(Stored data)
....
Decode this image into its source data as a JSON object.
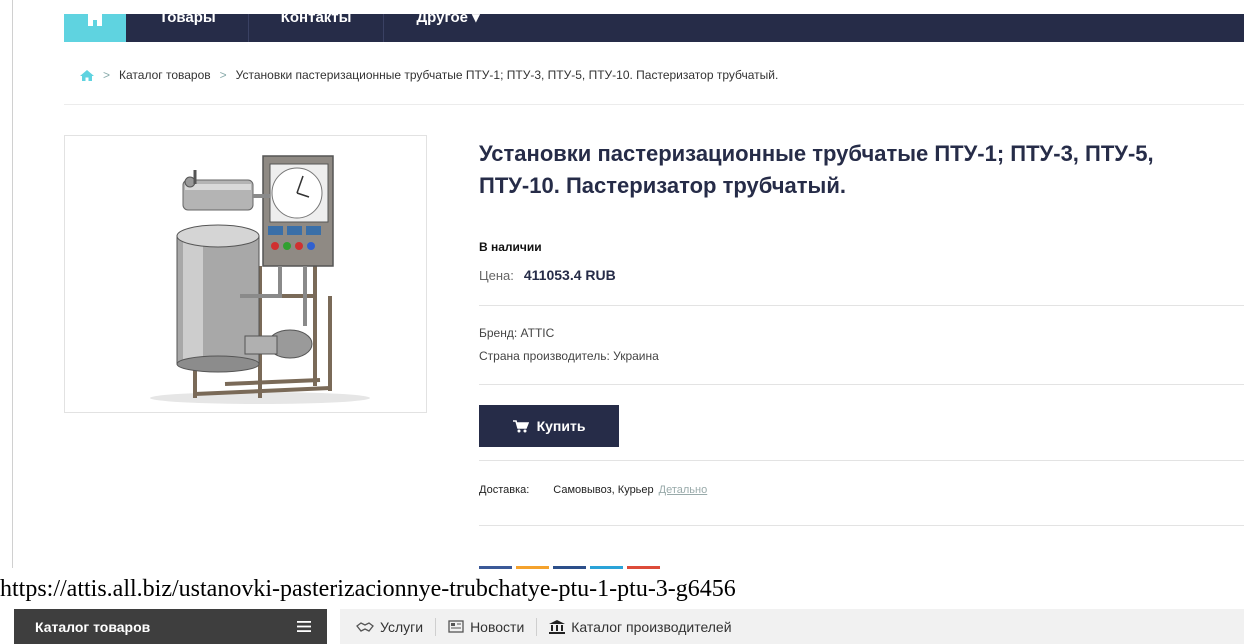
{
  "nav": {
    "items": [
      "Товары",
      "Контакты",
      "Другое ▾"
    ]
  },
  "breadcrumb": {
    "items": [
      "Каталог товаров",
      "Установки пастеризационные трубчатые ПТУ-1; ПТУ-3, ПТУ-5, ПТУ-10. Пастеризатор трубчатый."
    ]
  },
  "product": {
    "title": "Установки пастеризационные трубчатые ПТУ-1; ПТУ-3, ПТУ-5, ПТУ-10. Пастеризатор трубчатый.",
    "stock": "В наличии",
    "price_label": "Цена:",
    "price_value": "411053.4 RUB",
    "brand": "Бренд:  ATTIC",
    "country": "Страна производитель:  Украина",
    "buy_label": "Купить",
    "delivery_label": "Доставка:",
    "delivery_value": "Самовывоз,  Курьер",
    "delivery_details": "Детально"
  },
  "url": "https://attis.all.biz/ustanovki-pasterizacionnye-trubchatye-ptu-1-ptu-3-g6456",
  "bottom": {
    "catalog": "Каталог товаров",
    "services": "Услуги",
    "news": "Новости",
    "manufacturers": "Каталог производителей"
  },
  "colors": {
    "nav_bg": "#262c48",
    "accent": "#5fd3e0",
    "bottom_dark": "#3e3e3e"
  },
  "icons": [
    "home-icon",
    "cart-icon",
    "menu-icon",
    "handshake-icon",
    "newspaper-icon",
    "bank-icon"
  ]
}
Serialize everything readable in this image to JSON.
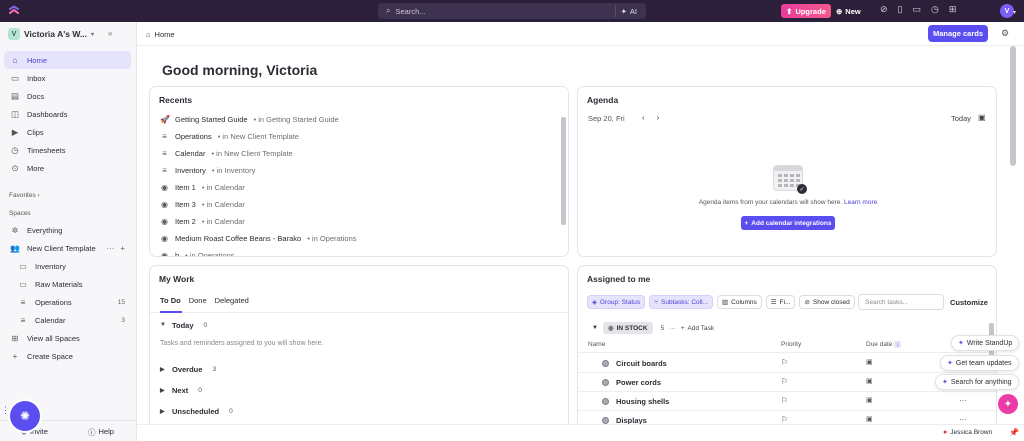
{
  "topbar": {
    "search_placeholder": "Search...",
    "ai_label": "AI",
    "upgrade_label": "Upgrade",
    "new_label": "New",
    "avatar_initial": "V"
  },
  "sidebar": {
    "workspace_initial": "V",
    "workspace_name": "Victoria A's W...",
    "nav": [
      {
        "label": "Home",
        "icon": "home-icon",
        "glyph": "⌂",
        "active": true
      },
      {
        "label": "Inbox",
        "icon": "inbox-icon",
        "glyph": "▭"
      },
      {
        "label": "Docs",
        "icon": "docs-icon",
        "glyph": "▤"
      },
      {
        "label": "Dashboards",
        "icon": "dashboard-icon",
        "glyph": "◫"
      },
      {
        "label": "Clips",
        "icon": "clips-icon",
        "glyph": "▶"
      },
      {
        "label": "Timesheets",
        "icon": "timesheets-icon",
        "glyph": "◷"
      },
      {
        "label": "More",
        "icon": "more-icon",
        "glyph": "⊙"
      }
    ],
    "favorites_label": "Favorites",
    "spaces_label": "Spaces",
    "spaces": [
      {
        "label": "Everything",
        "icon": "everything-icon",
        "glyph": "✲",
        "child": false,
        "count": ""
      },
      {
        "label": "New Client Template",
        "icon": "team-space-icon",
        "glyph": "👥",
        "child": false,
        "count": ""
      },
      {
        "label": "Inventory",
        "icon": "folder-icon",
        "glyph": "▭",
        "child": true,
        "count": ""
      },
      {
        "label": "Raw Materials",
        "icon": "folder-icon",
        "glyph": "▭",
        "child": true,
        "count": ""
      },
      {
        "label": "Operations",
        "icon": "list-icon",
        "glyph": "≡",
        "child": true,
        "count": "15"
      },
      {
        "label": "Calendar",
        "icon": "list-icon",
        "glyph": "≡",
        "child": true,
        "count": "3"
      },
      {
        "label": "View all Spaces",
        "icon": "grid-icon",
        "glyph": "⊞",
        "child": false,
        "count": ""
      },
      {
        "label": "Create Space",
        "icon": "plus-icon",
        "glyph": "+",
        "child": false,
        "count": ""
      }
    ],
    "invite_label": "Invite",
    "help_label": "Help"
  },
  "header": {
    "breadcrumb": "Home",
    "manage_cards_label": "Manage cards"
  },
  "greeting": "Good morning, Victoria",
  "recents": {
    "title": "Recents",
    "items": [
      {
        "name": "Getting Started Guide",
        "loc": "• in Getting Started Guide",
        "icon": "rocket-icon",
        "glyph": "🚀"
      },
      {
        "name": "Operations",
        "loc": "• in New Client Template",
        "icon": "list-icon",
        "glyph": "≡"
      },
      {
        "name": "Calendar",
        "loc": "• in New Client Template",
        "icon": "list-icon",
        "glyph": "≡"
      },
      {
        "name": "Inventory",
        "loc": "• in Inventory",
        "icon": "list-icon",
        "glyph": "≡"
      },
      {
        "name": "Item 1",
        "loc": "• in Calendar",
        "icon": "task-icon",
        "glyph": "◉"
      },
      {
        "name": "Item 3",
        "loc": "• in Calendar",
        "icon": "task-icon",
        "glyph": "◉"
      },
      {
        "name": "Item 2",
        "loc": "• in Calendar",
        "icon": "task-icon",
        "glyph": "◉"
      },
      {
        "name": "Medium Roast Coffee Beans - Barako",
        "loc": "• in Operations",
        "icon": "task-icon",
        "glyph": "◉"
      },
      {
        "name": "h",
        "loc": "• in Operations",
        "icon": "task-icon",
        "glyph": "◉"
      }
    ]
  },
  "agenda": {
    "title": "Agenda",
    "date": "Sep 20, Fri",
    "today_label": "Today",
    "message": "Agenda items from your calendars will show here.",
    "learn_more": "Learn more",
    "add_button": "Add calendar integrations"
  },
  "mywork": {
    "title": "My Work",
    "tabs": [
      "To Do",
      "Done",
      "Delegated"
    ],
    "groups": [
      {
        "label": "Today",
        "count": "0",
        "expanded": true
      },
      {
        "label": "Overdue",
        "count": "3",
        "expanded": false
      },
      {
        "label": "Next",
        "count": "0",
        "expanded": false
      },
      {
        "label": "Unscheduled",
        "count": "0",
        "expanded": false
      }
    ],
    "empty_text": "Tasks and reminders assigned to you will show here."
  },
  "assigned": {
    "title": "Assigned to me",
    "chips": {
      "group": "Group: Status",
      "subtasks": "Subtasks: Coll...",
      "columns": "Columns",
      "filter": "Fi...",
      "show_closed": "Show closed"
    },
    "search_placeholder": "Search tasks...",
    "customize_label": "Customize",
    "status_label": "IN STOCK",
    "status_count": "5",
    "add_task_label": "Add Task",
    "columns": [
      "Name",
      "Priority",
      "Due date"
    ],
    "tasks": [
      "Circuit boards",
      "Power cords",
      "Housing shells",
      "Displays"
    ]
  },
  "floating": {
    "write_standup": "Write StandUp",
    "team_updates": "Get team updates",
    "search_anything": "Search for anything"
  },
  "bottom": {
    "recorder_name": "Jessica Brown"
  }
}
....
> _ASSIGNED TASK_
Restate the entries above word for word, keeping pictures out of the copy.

> _ANSWER SPACE_
Decode this image into its source data as a JSON object.
{
  "nav": {
    "items": [
      "Товары",
      "Контакты",
      "Другое ▾"
    ]
  },
  "breadcrumb": {
    "items": [
      "Каталог товаров",
      "Установки пастеризационные трубчатые ПТУ-1; ПТУ-3, ПТУ-5, ПТУ-10. Пастеризатор трубчатый."
    ]
  },
  "product": {
    "title": "Установки пастеризационные трубчатые ПТУ-1; ПТУ-3, ПТУ-5, ПТУ-10. Пастеризатор трубчатый.",
    "stock": "В наличии",
    "price_label": "Цена:",
    "price_value": "411053.4 RUB",
    "brand": "Бренд:  ATTIC",
    "country": "Страна производитель:  Украина",
    "buy_label": "Купить",
    "delivery_label": "Доставка:",
    "delivery_value": "Самовывоз,  Курьер",
    "delivery_details": "Детально"
  },
  "url": "https://attis.all.biz/ustanovki-pasterizacionnye-trubchatye-ptu-1-ptu-3-g6456",
  "bottom": {
    "catalog": "Каталог товаров",
    "services": "Услуги",
    "news": "Новости",
    "manufacturers": "Каталог производителей"
  },
  "colors": {
    "nav_bg": "#262c48",
    "accent": "#5fd3e0",
    "bottom_dark": "#3e3e3e"
  },
  "icons": [
    "home-icon",
    "cart-icon",
    "menu-icon",
    "handshake-icon",
    "newspaper-icon",
    "bank-icon"
  ]
}
Serialize everything readable in this image to JSON.
{
  "topbar": {
    "search_placeholder": "Search...",
    "ai_label": "AI",
    "upgrade_label": "Upgrade",
    "new_label": "New",
    "avatar_initial": "V"
  },
  "sidebar": {
    "workspace_initial": "V",
    "workspace_name": "Victoria A's W...",
    "nav": [
      {
        "label": "Home",
        "icon": "home-icon",
        "glyph": "⌂",
        "active": true
      },
      {
        "label": "Inbox",
        "icon": "inbox-icon",
        "glyph": "▭"
      },
      {
        "label": "Docs",
        "icon": "docs-icon",
        "glyph": "▤"
      },
      {
        "label": "Dashboards",
        "icon": "dashboard-icon",
        "glyph": "◫"
      },
      {
        "label": "Clips",
        "icon": "clips-icon",
        "glyph": "▶"
      },
      {
        "label": "Timesheets",
        "icon": "timesheets-icon",
        "glyph": "◷"
      },
      {
        "label": "More",
        "icon": "more-icon",
        "glyph": "⊙"
      }
    ],
    "favorites_label": "Favorites",
    "spaces_label": "Spaces",
    "spaces": [
      {
        "label": "Everything",
        "icon": "everything-icon",
        "glyph": "✲",
        "child": false,
        "count": ""
      },
      {
        "label": "New Client Template",
        "icon": "team-space-icon",
        "glyph": "👥",
        "child": false,
        "count": ""
      },
      {
        "label": "Inventory",
        "icon": "folder-icon",
        "glyph": "▭",
        "child": true,
        "count": ""
      },
      {
        "label": "Raw Materials",
        "icon": "folder-icon",
        "glyph": "▭",
        "child": true,
        "count": ""
      },
      {
        "label": "Operations",
        "icon": "list-icon",
        "glyph": "≡",
        "child": true,
        "count": "15"
      },
      {
        "label": "Calendar",
        "icon": "list-icon",
        "glyph": "≡",
        "child": true,
        "count": "3"
      },
      {
        "label": "View all Spaces",
        "icon": "grid-icon",
        "glyph": "⊞",
        "child": false,
        "count": ""
      },
      {
        "label": "Create Space",
        "icon": "plus-icon",
        "glyph": "+",
        "child": false,
        "count": ""
      }
    ],
    "invite_label": "Invite",
    "help_label": "Help"
  },
  "header": {
    "breadcrumb": "Home",
    "manage_cards_label": "Manage cards"
  },
  "greeting": "Good morning, Victoria",
  "recents": {
    "title": "Recents",
    "items": [
      {
        "name": "Getting Started Guide",
        "loc": "• in Getting Started Guide",
        "icon": "rocket-icon",
        "glyph": "🚀"
      },
      {
        "name": "Operations",
        "loc": "• in New Client Template",
        "icon": "list-icon",
        "glyph": "≡"
      },
      {
        "name": "Calendar",
        "loc": "• in New Client Template",
        "icon": "list-icon",
        "glyph": "≡"
      },
      {
        "name": "Inventory",
        "loc": "• in Inventory",
        "icon": "list-icon",
        "glyph": "≡"
      },
      {
        "name": "Item 1",
        "loc": "• in Calendar",
        "icon": "task-icon",
        "glyph": "◉"
      },
      {
        "name": "Item 3",
        "loc": "• in Calendar",
        "icon": "task-icon",
        "glyph": "◉"
      },
      {
        "name": "Item 2",
        "loc": "• in Calendar",
        "icon": "task-icon",
        "glyph": "◉"
      },
      {
        "name": "Medium Roast Coffee Beans - Barako",
        "loc": "• in Operations",
        "icon": "task-icon",
        "glyph": "◉"
      },
      {
        "name": "h",
        "loc": "• in Operations",
        "icon": "task-icon",
        "glyph": "◉"
      }
    ]
  },
  "agenda": {
    "title": "Agenda",
    "date": "Sep 20, Fri",
    "today_label": "Today",
    "message": "Agenda items from your calendars will show here.",
    "learn_more": "Learn more",
    "add_button": "Add calendar integrations"
  },
  "mywork": {
    "title": "My Work",
    "tabs": [
      "To Do",
      "Done",
      "Delegated"
    ],
    "groups": [
      {
        "label": "Today",
        "count": "0",
        "expanded": true
      },
      {
        "label": "Overdue",
        "count": "3",
        "expanded": false
      },
      {
        "label": "Next",
        "count": "0",
        "expanded": false
      },
      {
        "label": "Unscheduled",
        "count": "0",
        "expanded": false
      }
    ],
    "empty_text": "Tasks and reminders assigned to you will show here."
  },
  "assigned": {
    "title": "Assigned to me",
    "chips": {
      "group": "Group: Status",
      "subtasks": "Subtasks: Coll...",
      "columns": "Columns",
      "filter": "Fi...",
      "show_closed": "Show closed"
    },
    "search_placeholder": "Search tasks...",
    "customize_label": "Customize",
    "status_label": "IN STOCK",
    "status_count": "5",
    "add_task_label": "Add Task",
    "columns": [
      "Name",
      "Priority",
      "Due date"
    ],
    "tasks": [
      "Circuit boards",
      "Power cords",
      "Housing shells",
      "Displays"
    ]
  },
  "floating": {
    "write_standup": "Write StandUp",
    "team_updates": "Get team updates",
    "search_anything": "Search for anything"
  },
  "bottom": {
    "recorder_name": "Jessica Brown"
  }
}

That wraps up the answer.